Joint Accounts: What You Need To Know
At first glance, establishing a joint account may seem like a great strategy for managing financial affairs during your lifetime and/or saving “probate fees” at death. However, there are a number of factors you should consider before taking this action.
This article will explore the use of ‘joint accounts’ and some of the related estate planning, control and tax issues.
What are joint accounts?
There are two types of joint accounts:
- Joint Accounts With Tenancy in Common
- Joint Accounts With Right of Survivorship
With tenancy in common arrangements, each joint owner may or may not own equal parts of the asset. When one joint owner dies, their share is left to their beneficiaries as set out in their Will or the rules pertaining to intestacy. This ownership arrangement is sometimes used, for example, in cottage succession plans. Parents may choose to bequeath their cottage to their children as tenants in common in the hopes that each child will in turn bequeath their share to their children.
The more common type of joint ownership is joint tenancy with rights of survivorship. In this case, each individual has equal ownership and control of the assets. Upon the death of one joint owner, the surviving joint owner(s) 'automatically' receives ownership of the deceased’s portion of the assets. Although the joint owners do not need to be related, this structure is most commonly seen between spouses and, sometimes, between parents and their adult children. It should be noted that this type of ownership is not available in Quebec.
Why open a joint account with right of survivorship?
There are several reasons people consider joint accounts. Between spouses, at least in a first marriage situation, such accounts can be convenient and practical both during the couples’ lifetime and at death. Where all assets are jointly held, a Power of Attorney for Property may not be necessary, so long as at least one spouse is capable of managing the assets. Because the asset ‘automatically’ passes to the survivor, the asset essentially bypasses the deceased’s estate and the probate process. For this reason, many people open joint accounts to minimize or avoid having to pay probate fees (probate rules and fees vary from province to province). However, despite the attraction, caution should be exercised before placing accounts in joint ownership. Here are some of the issues you need to consider:
• As a general rule, any joint owner is able to withdraw funds from the joint account at any time and does
not need the permission of the other joint owner to do so
• Where the asset is real property and the joint owner does not reside in the home, the transfer may result in a partial loss of the principal residence exemption. Moreover, it may not be possible to arbitrarily ‘undo’ the transfer, should the transferring party have a change of heart

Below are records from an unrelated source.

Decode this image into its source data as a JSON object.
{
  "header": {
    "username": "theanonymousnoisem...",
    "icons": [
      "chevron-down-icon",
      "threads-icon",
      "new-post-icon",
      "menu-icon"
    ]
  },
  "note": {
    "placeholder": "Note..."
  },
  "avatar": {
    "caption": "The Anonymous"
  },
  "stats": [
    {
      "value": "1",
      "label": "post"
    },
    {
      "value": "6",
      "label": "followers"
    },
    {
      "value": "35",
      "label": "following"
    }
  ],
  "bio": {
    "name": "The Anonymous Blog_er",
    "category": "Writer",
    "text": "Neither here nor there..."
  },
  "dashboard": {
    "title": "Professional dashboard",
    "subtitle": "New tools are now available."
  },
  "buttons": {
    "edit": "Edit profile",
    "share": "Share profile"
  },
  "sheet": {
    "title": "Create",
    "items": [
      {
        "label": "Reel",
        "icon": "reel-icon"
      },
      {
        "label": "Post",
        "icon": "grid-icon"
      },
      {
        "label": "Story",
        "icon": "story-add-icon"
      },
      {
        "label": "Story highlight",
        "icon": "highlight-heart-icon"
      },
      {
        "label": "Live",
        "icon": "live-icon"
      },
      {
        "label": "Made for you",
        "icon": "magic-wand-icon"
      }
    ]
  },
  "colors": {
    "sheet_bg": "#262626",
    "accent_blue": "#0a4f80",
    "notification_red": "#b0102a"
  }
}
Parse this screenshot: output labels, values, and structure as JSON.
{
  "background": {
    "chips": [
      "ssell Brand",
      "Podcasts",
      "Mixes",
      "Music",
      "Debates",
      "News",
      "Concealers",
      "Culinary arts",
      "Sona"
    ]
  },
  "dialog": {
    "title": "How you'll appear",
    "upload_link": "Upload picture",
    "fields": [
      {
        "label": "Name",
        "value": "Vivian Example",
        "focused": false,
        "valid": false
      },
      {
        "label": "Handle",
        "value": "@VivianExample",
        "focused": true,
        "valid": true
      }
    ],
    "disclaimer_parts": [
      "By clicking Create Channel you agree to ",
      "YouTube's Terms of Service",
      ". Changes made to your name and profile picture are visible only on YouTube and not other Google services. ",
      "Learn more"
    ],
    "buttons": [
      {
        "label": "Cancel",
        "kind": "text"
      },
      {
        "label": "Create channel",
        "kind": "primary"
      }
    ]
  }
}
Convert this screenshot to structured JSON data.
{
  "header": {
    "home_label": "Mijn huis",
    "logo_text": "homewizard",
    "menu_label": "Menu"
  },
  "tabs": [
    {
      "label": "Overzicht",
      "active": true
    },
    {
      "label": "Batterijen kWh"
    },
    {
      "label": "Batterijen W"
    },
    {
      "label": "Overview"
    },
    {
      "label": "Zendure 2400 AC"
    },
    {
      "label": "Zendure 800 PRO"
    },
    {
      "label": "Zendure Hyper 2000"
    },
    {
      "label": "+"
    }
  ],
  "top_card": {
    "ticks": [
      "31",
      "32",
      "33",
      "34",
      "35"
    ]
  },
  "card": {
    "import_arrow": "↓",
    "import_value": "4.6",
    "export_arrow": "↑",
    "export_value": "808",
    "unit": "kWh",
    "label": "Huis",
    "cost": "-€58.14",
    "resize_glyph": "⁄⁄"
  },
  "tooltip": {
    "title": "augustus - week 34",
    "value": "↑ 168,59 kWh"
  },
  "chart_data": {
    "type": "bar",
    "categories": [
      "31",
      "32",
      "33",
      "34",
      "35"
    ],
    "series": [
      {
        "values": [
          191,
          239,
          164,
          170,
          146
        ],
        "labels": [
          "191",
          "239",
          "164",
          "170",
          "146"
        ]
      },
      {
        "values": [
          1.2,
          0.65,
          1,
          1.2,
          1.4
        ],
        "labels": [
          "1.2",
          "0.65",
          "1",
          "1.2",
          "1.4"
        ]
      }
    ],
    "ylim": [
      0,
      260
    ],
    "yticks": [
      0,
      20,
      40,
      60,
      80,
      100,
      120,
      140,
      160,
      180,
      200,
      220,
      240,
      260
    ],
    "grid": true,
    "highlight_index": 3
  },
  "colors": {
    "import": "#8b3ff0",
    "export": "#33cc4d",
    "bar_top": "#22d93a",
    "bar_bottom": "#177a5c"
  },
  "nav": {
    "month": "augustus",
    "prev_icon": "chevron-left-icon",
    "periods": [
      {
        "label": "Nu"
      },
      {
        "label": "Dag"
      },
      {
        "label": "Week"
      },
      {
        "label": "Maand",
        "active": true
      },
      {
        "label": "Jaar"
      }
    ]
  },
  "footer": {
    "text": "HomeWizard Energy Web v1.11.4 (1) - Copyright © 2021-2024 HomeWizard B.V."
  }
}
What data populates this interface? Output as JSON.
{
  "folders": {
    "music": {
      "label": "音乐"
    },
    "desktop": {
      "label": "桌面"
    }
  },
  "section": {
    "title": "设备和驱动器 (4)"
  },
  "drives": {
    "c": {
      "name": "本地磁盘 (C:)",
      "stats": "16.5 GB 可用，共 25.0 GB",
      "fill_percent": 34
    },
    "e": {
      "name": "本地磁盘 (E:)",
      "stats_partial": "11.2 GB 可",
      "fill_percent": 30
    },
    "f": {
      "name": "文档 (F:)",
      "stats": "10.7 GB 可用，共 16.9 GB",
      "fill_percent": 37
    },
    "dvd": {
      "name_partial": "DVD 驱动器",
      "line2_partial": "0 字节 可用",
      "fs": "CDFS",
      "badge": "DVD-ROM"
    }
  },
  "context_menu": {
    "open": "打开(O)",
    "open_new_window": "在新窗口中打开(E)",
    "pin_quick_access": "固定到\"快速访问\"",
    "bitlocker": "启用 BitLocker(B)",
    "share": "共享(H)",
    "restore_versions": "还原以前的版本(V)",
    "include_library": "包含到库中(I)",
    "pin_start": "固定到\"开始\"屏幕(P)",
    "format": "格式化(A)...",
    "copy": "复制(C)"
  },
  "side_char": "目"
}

• Assets held in a joint account may form part of creditor proceedings if one of the joint account holders becomes insolvent or declares bankruptcy. The joint account may also be subject to a claim under matrimonial law
Tax Implications – Deemed disposition and income tax consequences
There are tax implications to consider as well. The tax implications of setting up joint accounts differ depending on whether the joint owner is a spouse or an adult child.
Under the Income Tax Act, a ‘disposition’ occurs when there has been a change in ‘beneficial’ ownership of an asset. This means that when an adult child is added to an investment account or cottage, for example, capital gains tax may be triggered and payable by the parent.
If a joint account is set up with a spouse, the tax consequences of a deemed disposition can be avoided because federal tax laws permit property to be transferred between spouses at the adjusted cost base (instead of fair market value). As such, tax on the appreciated value of the asset can be deferred until the asset is actually sold. Then there is the question of who is responsible for taxes (income and capital gains) on the asset going forward. Where legal owners have beneficial ownership, each joint account holder is equally responsible for the tax liability and each owner should report earnings based on their portion of ownership. Where the joint owners are spouses, income attribution rules may also apply.
In addition to the income tax and other potential implications or pitfalls, looms the larger issue of whether probate can in fact be avoided. While the legal arguments are complex, the short answers to this question are
“maybe” and “it depends”. Generally speaking, where the joint owners are spouses, the asset will flow to the survivor by right of survivorship outside of the estate and probate fees will not apply. This is not necessarily true where the surviving joint owner(s) is an adult child of the deceased. In that case, the surviving owner may be deemed to be holding the asset in trust for the deceased’s estate. If so, the asset will be subject to the probate process.
Holding assets jointly with rights of survivorship can be convenient and practical and offer savings in time and money when administering a joint owner’s estate. This method of ownership is often recommended for spouses in a first marriage situation where creditors are not an issue. However, there are a number of factors both income tax and non-income tax related that should be considered before taking this step – especially when the intended joint owner is an adult child. The issues include: loss of control, exposure to creditors and unintended tax consequences. The fact that the technique does not ensure avoidance of probate fees means that in many cases, the costs greatly outweigh the benefits.